== WHAT IS EXPECTED ==
Below are records to repeat exactly; copy them without the pictures.

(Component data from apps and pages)
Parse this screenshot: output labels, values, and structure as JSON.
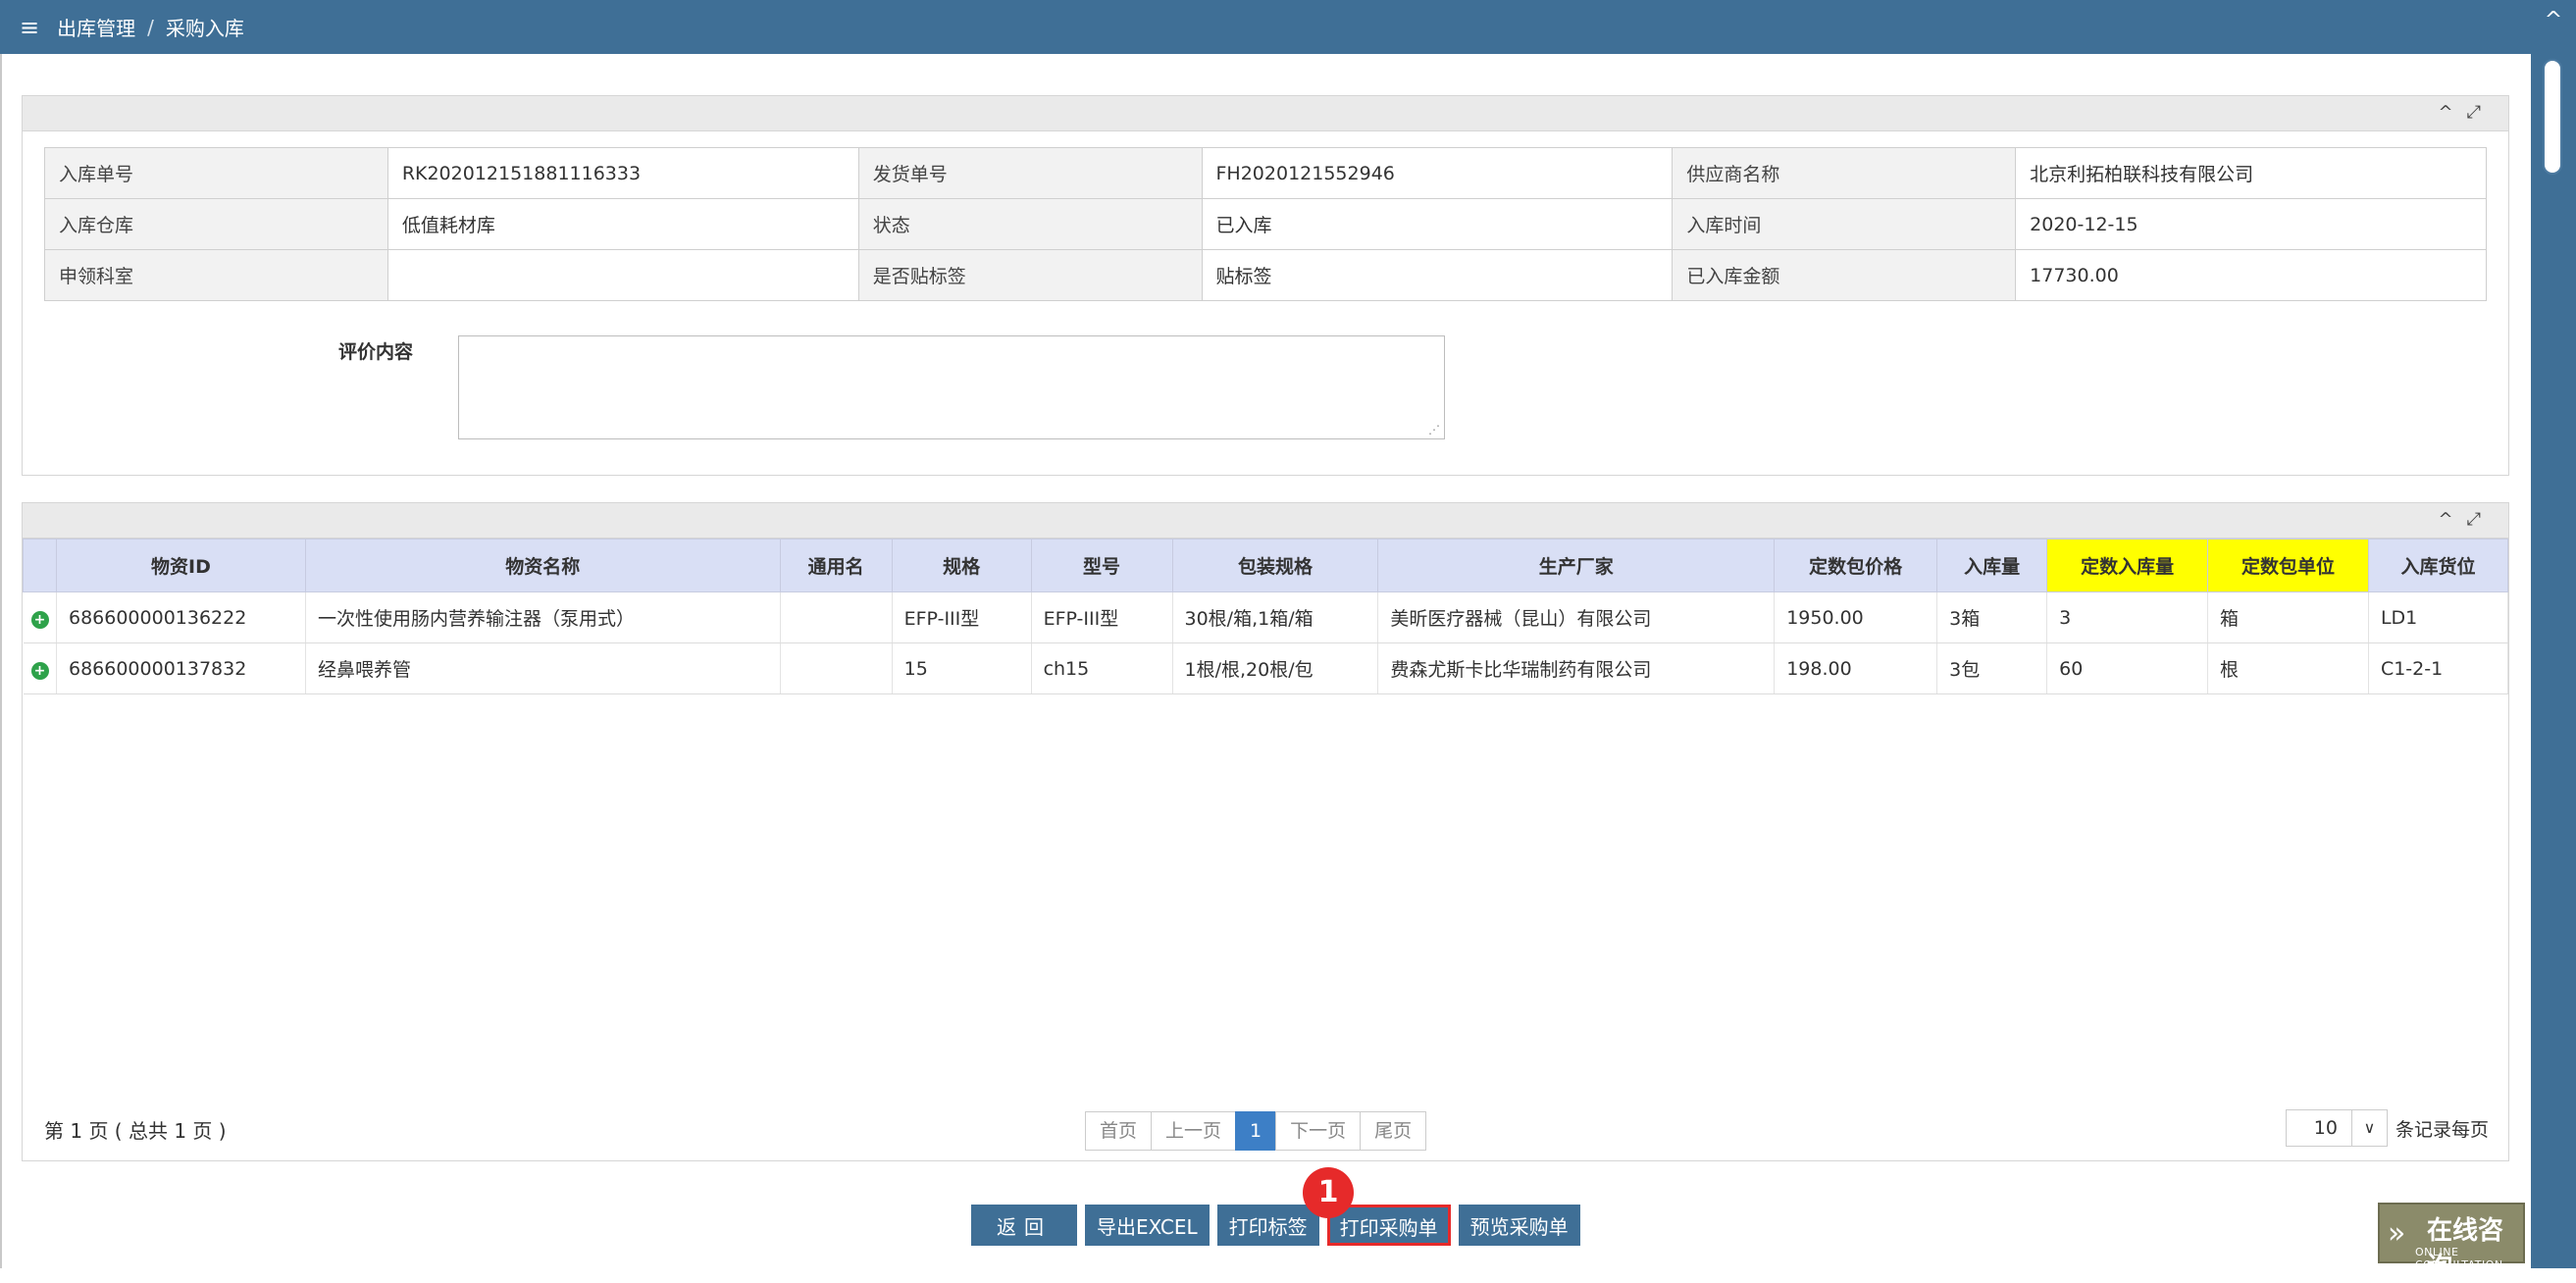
{
  "topbar": {
    "menu_icon": "≡",
    "breadcrumb_parent": "出库管理",
    "breadcrumb_sep": "/",
    "breadcrumb_current": "采购入库"
  },
  "panel_tools": {
    "collapse": "^",
    "expand": "⤢"
  },
  "info": {
    "rows": [
      [
        {
          "label": "入库单号",
          "value": "RK202012151881116333"
        },
        {
          "label": "发货单号",
          "value": "FH2020121552946"
        },
        {
          "label": "供应商名称",
          "value": "北京利拓柏联科技有限公司"
        }
      ],
      [
        {
          "label": "入库仓库",
          "value": "低值耗材库"
        },
        {
          "label": "状态",
          "value": "已入库"
        },
        {
          "label": "入库时间",
          "value": "2020-12-15"
        }
      ],
      [
        {
          "label": "申领科室",
          "value": ""
        },
        {
          "label": "是否贴标签",
          "value": "贴标签"
        },
        {
          "label": "已入库金额",
          "value": "17730.00"
        }
      ]
    ],
    "eval_label": "评价内容",
    "eval_value": ""
  },
  "grid": {
    "headers": [
      "物资ID",
      "物资名称",
      "通用名",
      "规格",
      "型号",
      "包装规格",
      "生产厂家",
      "定数包价格",
      "入库量",
      "定数入库量",
      "定数包单位",
      "入库货位"
    ],
    "highlight_headers": [
      "定数入库量",
      "定数包单位"
    ],
    "rows": [
      [
        "686600000136222",
        "一次性使用肠内营养输注器（泵用式）",
        "",
        "EFP-III型",
        "EFP-III型",
        "30根/箱,1箱/箱",
        "美昕医疗器械（昆山）有限公司",
        "1950.00",
        "3箱",
        "3",
        "箱",
        "LD1"
      ],
      [
        "686600000137832",
        "经鼻喂养管",
        "",
        "15",
        "ch15",
        "1根/根,20根/包",
        "费森尤斯卡比华瑞制药有限公司",
        "198.00",
        "3包",
        "60",
        "根",
        "C1-2-1"
      ]
    ]
  },
  "pagination": {
    "info": "第 1 页 ( 总共 1 页 )",
    "first": "首页",
    "prev": "上一页",
    "current": "1",
    "next": "下一页",
    "last": "尾页",
    "per_page_value": "10",
    "per_page_label": "条记录每页"
  },
  "actions": {
    "back": "返回",
    "export": "导出EXCEL",
    "print_label": "打印标签",
    "print_order": "打印采购单",
    "preview_order": "预览采购单"
  },
  "marker": "1",
  "consult": {
    "title": "在线咨询",
    "subtitle": "ONLINE CONSULTATION"
  },
  "colors": {
    "header_blue": "#3f6f96",
    "grid_header": "#d9dff5",
    "highlight": "#ffff00",
    "marker_red": "#e62a2a"
  }
}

== SOLUTION ==
Parse this screenshot: output labels, values, and structure as JSON.
{
  "topbar": {
    "menu_icon": "≡",
    "breadcrumb_parent": "出库管理",
    "breadcrumb_sep": "/",
    "breadcrumb_current": "采购入库"
  },
  "panel_tools": {
    "collapse": "^",
    "expand": "⤢"
  },
  "info": {
    "rows": [
      [
        {
          "label": "入库单号",
          "value": "RK202012151881116333"
        },
        {
          "label": "发货单号",
          "value": "FH2020121552946"
        },
        {
          "label": "供应商名称",
          "value": "北京利拓柏联科技有限公司"
        }
      ],
      [
        {
          "label": "入库仓库",
          "value": "低值耗材库"
        },
        {
          "label": "状态",
          "value": "已入库"
        },
        {
          "label": "入库时间",
          "value": "2020-12-15"
        }
      ],
      [
        {
          "label": "申领科室",
          "value": ""
        },
        {
          "label": "是否贴标签",
          "value": "贴标签"
        },
        {
          "label": "已入库金额",
          "value": "17730.00"
        }
      ]
    ],
    "eval_label": "评价内容",
    "eval_value": ""
  },
  "grid": {
    "headers": [
      "物资ID",
      "物资名称",
      "通用名",
      "规格",
      "型号",
      "包装规格",
      "生产厂家",
      "定数包价格",
      "入库量",
      "定数入库量",
      "定数包单位",
      "入库货位"
    ],
    "highlight_headers": [
      "定数入库量",
      "定数包单位"
    ],
    "rows": [
      [
        "686600000136222",
        "一次性使用肠内营养输注器（泵用式）",
        "",
        "EFP-III型",
        "EFP-III型",
        "30根/箱,1箱/箱",
        "美昕医疗器械（昆山）有限公司",
        "1950.00",
        "3箱",
        "3",
        "箱",
        "LD1"
      ],
      [
        "686600000137832",
        "经鼻喂养管",
        "",
        "15",
        "ch15",
        "1根/根,20根/包",
        "费森尤斯卡比华瑞制药有限公司",
        "198.00",
        "3包",
        "60",
        "根",
        "C1-2-1"
      ]
    ]
  },
  "pagination": {
    "info": "第 1 页 ( 总共 1 页 )",
    "first": "首页",
    "prev": "上一页",
    "current": "1",
    "next": "下一页",
    "last": "尾页",
    "per_page_value": "10",
    "per_page_label": "条记录每页"
  },
  "actions": {
    "back": "返回",
    "export": "导出EXCEL",
    "print_label": "打印标签",
    "print_order": "打印采购单",
    "preview_order": "预览采购单"
  },
  "marker": "1",
  "consult": {
    "title": "在线咨询",
    "subtitle": "ONLINE CONSULTATION"
  },
  "colors": {
    "header_blue": "#3f6f96",
    "grid_header": "#d9dff5",
    "highlight": "#ffff00",
    "marker_red": "#e62a2a"
  }
}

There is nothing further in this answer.